Since real estate is inherently cyclical, analysing and predicting market cycles have always been critical topics for real estate investors, tenants and developers. The global financial crisis has increased interest among regulators and central bankers at both national and international levels. While we cannot expect to avoid future downturns, we do think that accurate, expert analysis could limit their financial and social costs.

Barry M. Gosin, Chief Executive Officer, Newmark Grubb Knight Frank (NGKF), and champion of the initiative, adds: “With first-hand appreciation for the devastating economic, social and political effects that result when a market crashes, and with an intimate understanding of the long-lasting effects of commercial real estate crashes, this initiative sought to understand if there was a way to institutionalize the methodology associated with predicting dramatic commercial real estate market downturns. In collaboration with the World Economic Forum, the Asset Price Dynamics Steering and Advisory Committees developed an early warning system prototype that quantifies relative risk and signals dramatic market downturns. Used in conjunction with other methods and analysis, we believe such a system could increase overall market transparency and help prevent destabilizing effects of capital rushing into and out of property markets during periods of dramatic change.”
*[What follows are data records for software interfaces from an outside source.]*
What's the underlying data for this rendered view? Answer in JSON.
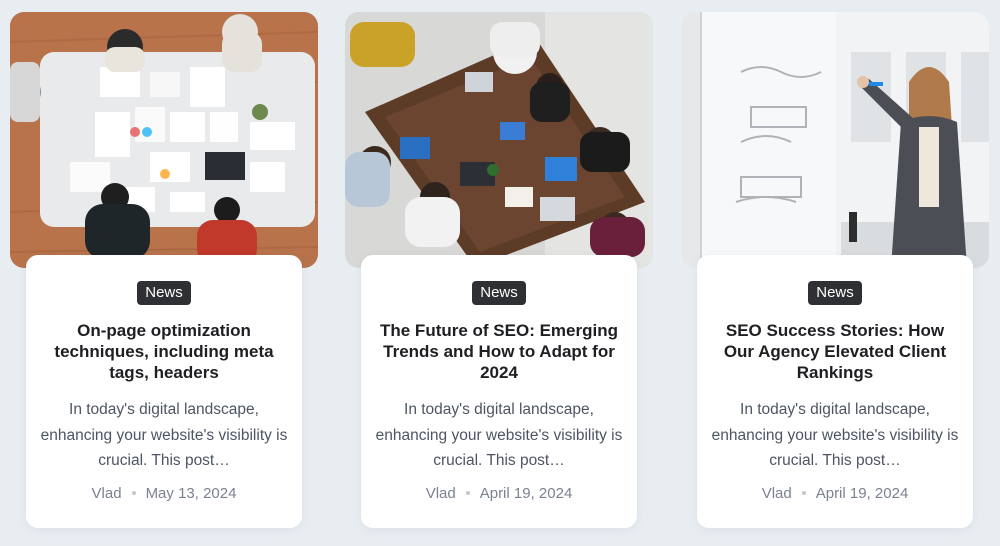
{
  "posts": [
    {
      "badge": "News",
      "title": "On-page optimization techniques, including meta tags, headers",
      "excerpt": "In today's digital landscape, enhancing your website's visibility is crucial. This post…",
      "author": "Vlad",
      "date": "May 13, 2024",
      "image_icon": "office-team-table-photo"
    },
    {
      "badge": "News",
      "title": "The Future of SEO: Emerging Trends and How to Adapt for 2024",
      "excerpt": "In today's digital landscape, enhancing your website's visibility is crucial. This post…",
      "author": "Vlad",
      "date": "April 19, 2024",
      "image_icon": "teamwork-laptops-photo"
    },
    {
      "badge": "News",
      "title": "SEO Success Stories: How Our Agency Elevated Client Rankings",
      "excerpt": "In today's digital landscape, enhancing your website's visibility is crucial. This post…",
      "author": "Vlad",
      "date": "April 19, 2024",
      "image_icon": "presenter-whiteboard-photo"
    }
  ],
  "colors": {
    "page_background": "#e8edf2",
    "badge_background": "#2f3033",
    "title_text": "#1e1f23",
    "excerpt_text": "#4d5563",
    "meta_text": "#7b8290"
  }
}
Prakash Loungani, Adviser, Research Department, International Monetary Fund (IMF), said: “This initiative is thus welcome for the information it provides on the real estate ecosystem – the main players and their motives. But they are far more ambitious in providing an early warning system for commercial real estate crashes. Moreover, the intent is to build a system that can be scaled up to the global level – it is currently applied to 10 US cities – and also applied to other asset classes, including the residential real estate sector. So, does the effort succeed? Yes, in our view. The initiative shows that the risk of crashes in the commercial real estate prices in US cities can be linked to developments in a few macroeconomic indicators – inflation rates, bond yields, consumer confidence, employment –and to growth in the sector’s net operating income. There is thus no complex or secret ingredient needed to assess the risks of crashes: one only has to look out of the windscreen.”